- TASK DETAILS -
Every record, from first to last, should be retyped word for word.

- Website and app data records -
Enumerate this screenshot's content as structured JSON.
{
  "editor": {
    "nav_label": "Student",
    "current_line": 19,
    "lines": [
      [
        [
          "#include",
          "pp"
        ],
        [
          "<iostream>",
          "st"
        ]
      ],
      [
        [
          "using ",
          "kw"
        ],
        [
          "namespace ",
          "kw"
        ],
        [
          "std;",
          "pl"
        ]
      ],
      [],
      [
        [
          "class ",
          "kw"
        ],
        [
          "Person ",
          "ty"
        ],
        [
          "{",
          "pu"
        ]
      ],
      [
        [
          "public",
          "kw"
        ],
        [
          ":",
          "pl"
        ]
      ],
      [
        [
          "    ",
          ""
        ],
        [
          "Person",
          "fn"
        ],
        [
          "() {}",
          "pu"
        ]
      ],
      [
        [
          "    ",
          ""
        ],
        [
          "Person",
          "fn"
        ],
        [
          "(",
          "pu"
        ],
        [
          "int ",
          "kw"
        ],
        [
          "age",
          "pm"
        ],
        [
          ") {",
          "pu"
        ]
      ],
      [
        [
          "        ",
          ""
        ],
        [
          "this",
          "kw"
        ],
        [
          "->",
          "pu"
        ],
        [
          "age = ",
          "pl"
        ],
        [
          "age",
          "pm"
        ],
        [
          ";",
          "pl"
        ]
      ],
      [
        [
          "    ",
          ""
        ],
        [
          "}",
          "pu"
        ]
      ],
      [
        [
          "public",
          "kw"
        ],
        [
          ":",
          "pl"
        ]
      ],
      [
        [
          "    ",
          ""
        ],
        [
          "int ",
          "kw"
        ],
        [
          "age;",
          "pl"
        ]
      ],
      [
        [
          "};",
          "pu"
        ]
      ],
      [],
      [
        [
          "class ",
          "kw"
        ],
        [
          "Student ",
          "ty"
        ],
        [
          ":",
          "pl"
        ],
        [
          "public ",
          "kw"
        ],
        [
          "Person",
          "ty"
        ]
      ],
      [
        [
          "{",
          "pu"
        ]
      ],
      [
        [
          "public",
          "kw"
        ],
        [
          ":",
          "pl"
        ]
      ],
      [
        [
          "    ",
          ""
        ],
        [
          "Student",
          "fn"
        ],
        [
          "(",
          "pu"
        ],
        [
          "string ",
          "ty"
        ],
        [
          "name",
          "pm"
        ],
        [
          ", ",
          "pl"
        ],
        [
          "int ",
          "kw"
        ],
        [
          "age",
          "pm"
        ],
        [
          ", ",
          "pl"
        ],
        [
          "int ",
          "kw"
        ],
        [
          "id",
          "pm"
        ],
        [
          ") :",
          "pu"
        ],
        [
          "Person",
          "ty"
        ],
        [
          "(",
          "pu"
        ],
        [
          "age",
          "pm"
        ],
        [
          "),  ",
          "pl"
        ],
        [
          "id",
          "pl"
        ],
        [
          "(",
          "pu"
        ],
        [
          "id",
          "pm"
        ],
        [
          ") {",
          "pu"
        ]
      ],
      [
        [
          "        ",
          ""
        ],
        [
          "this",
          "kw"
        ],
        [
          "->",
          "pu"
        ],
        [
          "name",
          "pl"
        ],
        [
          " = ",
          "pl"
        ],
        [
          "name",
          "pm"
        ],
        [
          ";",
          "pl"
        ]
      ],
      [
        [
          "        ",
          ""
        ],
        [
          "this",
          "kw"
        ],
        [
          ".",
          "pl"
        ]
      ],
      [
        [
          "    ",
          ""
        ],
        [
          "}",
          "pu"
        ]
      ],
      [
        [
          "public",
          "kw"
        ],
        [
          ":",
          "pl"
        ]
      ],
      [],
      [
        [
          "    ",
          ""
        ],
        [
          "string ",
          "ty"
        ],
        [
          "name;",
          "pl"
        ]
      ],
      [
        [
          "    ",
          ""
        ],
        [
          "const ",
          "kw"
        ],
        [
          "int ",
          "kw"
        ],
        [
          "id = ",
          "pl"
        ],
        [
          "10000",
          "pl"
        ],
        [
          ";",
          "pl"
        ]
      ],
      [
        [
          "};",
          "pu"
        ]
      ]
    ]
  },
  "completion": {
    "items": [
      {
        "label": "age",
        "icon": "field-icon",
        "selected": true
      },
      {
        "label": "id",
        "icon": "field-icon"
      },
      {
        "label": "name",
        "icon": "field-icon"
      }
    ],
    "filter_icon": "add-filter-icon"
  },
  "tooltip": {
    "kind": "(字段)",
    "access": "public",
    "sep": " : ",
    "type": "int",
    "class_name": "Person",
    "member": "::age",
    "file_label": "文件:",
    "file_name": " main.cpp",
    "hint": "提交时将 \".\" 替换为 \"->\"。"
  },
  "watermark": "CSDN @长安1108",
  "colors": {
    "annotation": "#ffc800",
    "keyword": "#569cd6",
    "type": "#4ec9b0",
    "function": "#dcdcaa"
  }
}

- RESPONSE BELOW -
Enumerate this screenshot's content as structured JSON.
{
  "editor": {
    "nav_label": "Student",
    "current_line": 19,
    "lines": [
      [
        [
          "#include",
          "pp"
        ],
        [
          "<iostream>",
          "st"
        ]
      ],
      [
        [
          "using ",
          "kw"
        ],
        [
          "namespace ",
          "kw"
        ],
        [
          "std;",
          "pl"
        ]
      ],
      [],
      [
        [
          "class ",
          "kw"
        ],
        [
          "Person ",
          "ty"
        ],
        [
          "{",
          "pu"
        ]
      ],
      [
        [
          "public",
          "kw"
        ],
        [
          ":",
          "pl"
        ]
      ],
      [
        [
          "    ",
          ""
        ],
        [
          "Person",
          "fn"
        ],
        [
          "() {}",
          "pu"
        ]
      ],
      [
        [
          "    ",
          ""
        ],
        [
          "Person",
          "fn"
        ],
        [
          "(",
          "pu"
        ],
        [
          "int ",
          "kw"
        ],
        [
          "age",
          "pm"
        ],
        [
          ") {",
          "pu"
        ]
      ],
      [
        [
          "        ",
          ""
        ],
        [
          "this",
          "kw"
        ],
        [
          "->",
          "pu"
        ],
        [
          "age = ",
          "pl"
        ],
        [
          "age",
          "pm"
        ],
        [
          ";",
          "pl"
        ]
      ],
      [
        [
          "    ",
          ""
        ],
        [
          "}",
          "pu"
        ]
      ],
      [
        [
          "public",
          "kw"
        ],
        [
          ":",
          "pl"
        ]
      ],
      [
        [
          "    ",
          ""
        ],
        [
          "int ",
          "kw"
        ],
        [
          "age;",
          "pl"
        ]
      ],
      [
        [
          "};",
          "pu"
        ]
      ],
      [],
      [
        [
          "class ",
          "kw"
        ],
        [
          "Student ",
          "ty"
        ],
        [
          ":",
          "pl"
        ],
        [
          "public ",
          "kw"
        ],
        [
          "Person",
          "ty"
        ]
      ],
      [
        [
          "{",
          "pu"
        ]
      ],
      [
        [
          "public",
          "kw"
        ],
        [
          ":",
          "pl"
        ]
      ],
      [
        [
          "    ",
          ""
        ],
        [
          "Student",
          "fn"
        ],
        [
          "(",
          "pu"
        ],
        [
          "string ",
          "ty"
        ],
        [
          "name",
          "pm"
        ],
        [
          ", ",
          "pl"
        ],
        [
          "int ",
          "kw"
        ],
        [
          "age",
          "pm"
        ],
        [
          ", ",
          "pl"
        ],
        [
          "int ",
          "kw"
        ],
        [
          "id",
          "pm"
        ],
        [
          ") :",
          "pu"
        ],
        [
          "Person",
          "ty"
        ],
        [
          "(",
          "pu"
        ],
        [
          "age",
          "pm"
        ],
        [
          "),  ",
          "pl"
        ],
        [
          "id",
          "pl"
        ],
        [
          "(",
          "pu"
        ],
        [
          "id",
          "pm"
        ],
        [
          ") {",
          "pu"
        ]
      ],
      [
        [
          "        ",
          ""
        ],
        [
          "this",
          "kw"
        ],
        [
          "->",
          "pu"
        ],
        [
          "name",
          "pl"
        ],
        [
          " = ",
          "pl"
        ],
        [
          "name",
          "pm"
        ],
        [
          ";",
          "pl"
        ]
      ],
      [
        [
          "        ",
          ""
        ],
        [
          "this",
          "kw"
        ],
        [
          ".",
          "pl"
        ]
      ],
      [
        [
          "    ",
          ""
        ],
        [
          "}",
          "pu"
        ]
      ],
      [
        [
          "public",
          "kw"
        ],
        [
          ":",
          "pl"
        ]
      ],
      [],
      [
        [
          "    ",
          ""
        ],
        [
          "string ",
          "ty"
        ],
        [
          "name;",
          "pl"
        ]
      ],
      [
        [
          "    ",
          ""
        ],
        [
          "const ",
          "kw"
        ],
        [
          "int ",
          "kw"
        ],
        [
          "id = ",
          "pl"
        ],
        [
          "10000",
          "pl"
        ],
        [
          ";",
          "pl"
        ]
      ],
      [
        [
          "};",
          "pu"
        ]
      ]
    ]
  },
  "completion": {
    "items": [
      {
        "label": "age",
        "icon": "field-icon",
        "selected": true
      },
      {
        "label": "id",
        "icon": "field-icon"
      },
      {
        "label": "name",
        "icon": "field-icon"
      }
    ],
    "filter_icon": "add-filter-icon"
  },
  "tooltip": {
    "kind": "(字段)",
    "access": "public",
    "sep": " : ",
    "type": "int",
    "class_name": "Person",
    "member": "::age",
    "file_label": "文件:",
    "file_name": " main.cpp",
    "hint": "提交时将 \".\" 替换为 \"->\"。"
  },
  "watermark": "CSDN @长安1108",
  "colors": {
    "annotation": "#ffc800",
    "keyword": "#569cd6",
    "type": "#4ec9b0",
    "function": "#dcdcaa"
  }
}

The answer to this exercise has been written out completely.